● Task goal
Look at each line of the listing. Copy those that hold the string "bytes".

════════════════

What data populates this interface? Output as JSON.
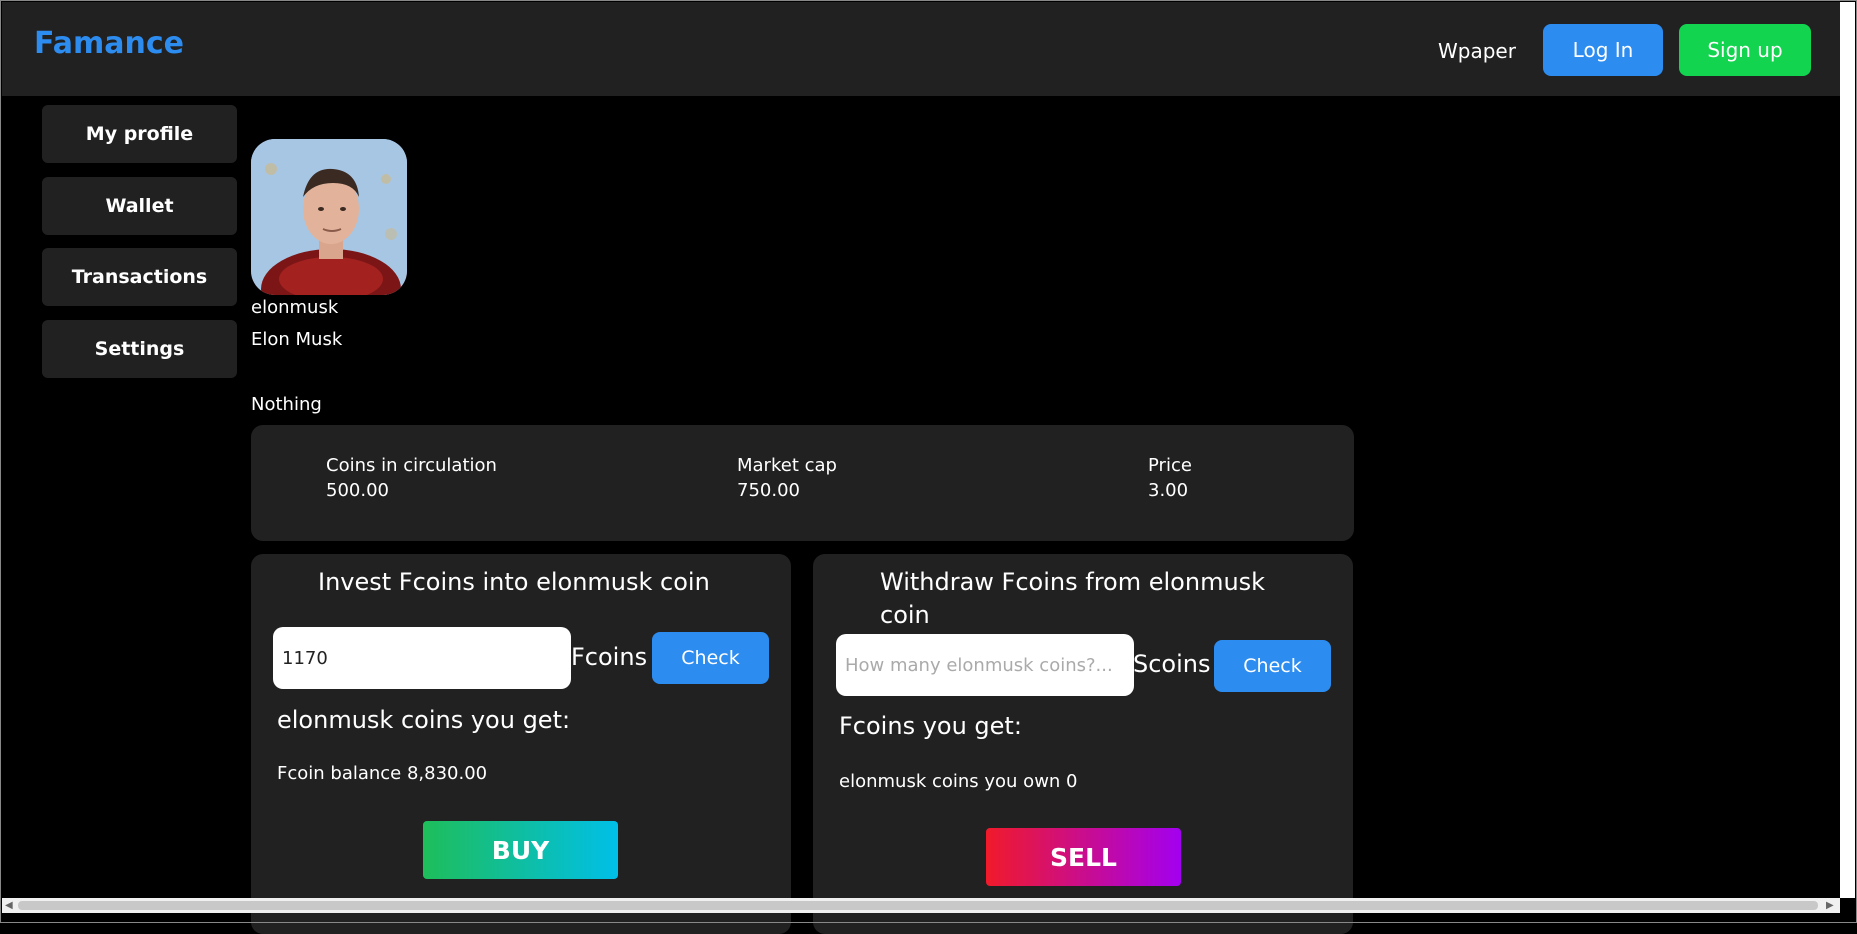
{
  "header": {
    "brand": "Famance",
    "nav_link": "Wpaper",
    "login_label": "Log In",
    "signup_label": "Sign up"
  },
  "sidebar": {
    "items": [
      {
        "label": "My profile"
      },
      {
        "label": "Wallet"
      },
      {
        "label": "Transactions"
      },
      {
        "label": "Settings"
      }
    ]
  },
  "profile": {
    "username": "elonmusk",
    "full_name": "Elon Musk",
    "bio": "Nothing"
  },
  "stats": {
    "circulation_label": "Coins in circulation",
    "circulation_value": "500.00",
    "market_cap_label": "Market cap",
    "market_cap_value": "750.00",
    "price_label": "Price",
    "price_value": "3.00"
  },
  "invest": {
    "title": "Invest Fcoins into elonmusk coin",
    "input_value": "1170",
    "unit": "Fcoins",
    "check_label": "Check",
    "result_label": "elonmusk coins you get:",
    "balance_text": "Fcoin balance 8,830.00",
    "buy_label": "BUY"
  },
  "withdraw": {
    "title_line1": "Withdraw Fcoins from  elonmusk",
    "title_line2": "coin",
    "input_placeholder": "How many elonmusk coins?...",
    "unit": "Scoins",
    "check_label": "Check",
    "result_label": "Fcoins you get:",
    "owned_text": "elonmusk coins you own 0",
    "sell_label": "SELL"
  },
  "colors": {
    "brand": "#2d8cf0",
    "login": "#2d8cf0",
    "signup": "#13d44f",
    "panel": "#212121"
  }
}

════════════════

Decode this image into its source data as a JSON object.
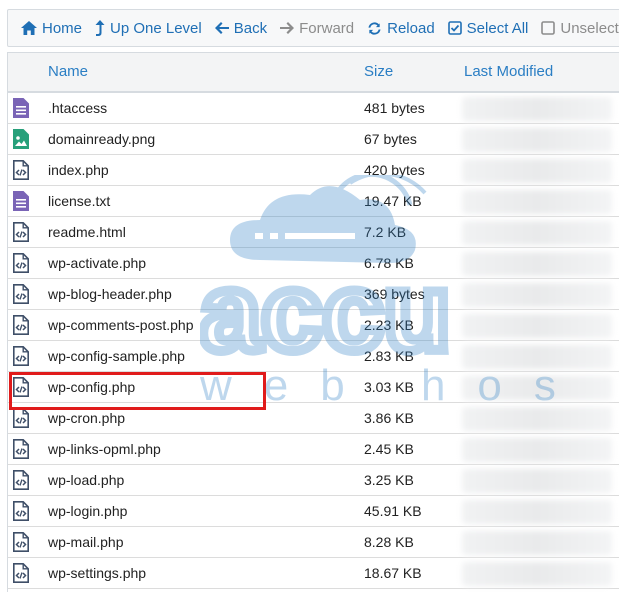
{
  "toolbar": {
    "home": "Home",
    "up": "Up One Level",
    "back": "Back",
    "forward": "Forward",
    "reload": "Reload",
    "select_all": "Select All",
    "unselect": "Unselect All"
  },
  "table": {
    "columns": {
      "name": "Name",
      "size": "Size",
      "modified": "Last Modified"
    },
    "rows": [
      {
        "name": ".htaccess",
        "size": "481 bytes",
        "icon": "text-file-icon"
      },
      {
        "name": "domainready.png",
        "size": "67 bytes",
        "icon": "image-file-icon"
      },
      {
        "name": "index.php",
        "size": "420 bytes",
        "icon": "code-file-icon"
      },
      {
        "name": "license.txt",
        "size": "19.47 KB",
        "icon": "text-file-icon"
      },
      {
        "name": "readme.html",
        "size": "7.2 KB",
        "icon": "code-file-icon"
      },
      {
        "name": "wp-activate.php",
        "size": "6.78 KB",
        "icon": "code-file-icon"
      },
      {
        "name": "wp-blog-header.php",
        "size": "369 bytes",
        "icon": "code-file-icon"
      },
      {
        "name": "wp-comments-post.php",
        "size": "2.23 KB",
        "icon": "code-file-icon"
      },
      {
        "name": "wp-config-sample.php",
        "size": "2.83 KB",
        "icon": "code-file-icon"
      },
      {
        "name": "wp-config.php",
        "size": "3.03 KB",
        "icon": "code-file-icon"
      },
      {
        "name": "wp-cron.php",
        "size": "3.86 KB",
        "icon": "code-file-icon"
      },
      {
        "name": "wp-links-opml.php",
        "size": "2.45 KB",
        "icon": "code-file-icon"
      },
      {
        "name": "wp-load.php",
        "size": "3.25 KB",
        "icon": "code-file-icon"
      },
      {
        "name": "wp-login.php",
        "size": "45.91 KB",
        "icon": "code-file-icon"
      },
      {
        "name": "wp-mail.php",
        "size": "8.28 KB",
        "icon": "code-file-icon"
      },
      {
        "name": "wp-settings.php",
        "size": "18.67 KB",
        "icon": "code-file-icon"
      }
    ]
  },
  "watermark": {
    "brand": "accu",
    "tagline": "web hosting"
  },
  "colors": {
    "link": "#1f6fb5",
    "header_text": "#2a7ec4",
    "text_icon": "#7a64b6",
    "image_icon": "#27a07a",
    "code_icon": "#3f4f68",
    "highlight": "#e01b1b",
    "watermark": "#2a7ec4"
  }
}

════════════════

● Solution below
        "size": "481 bytes",
        "size": "67 bytes",
        "size": "420 bytes",
        "size": "369 bytes",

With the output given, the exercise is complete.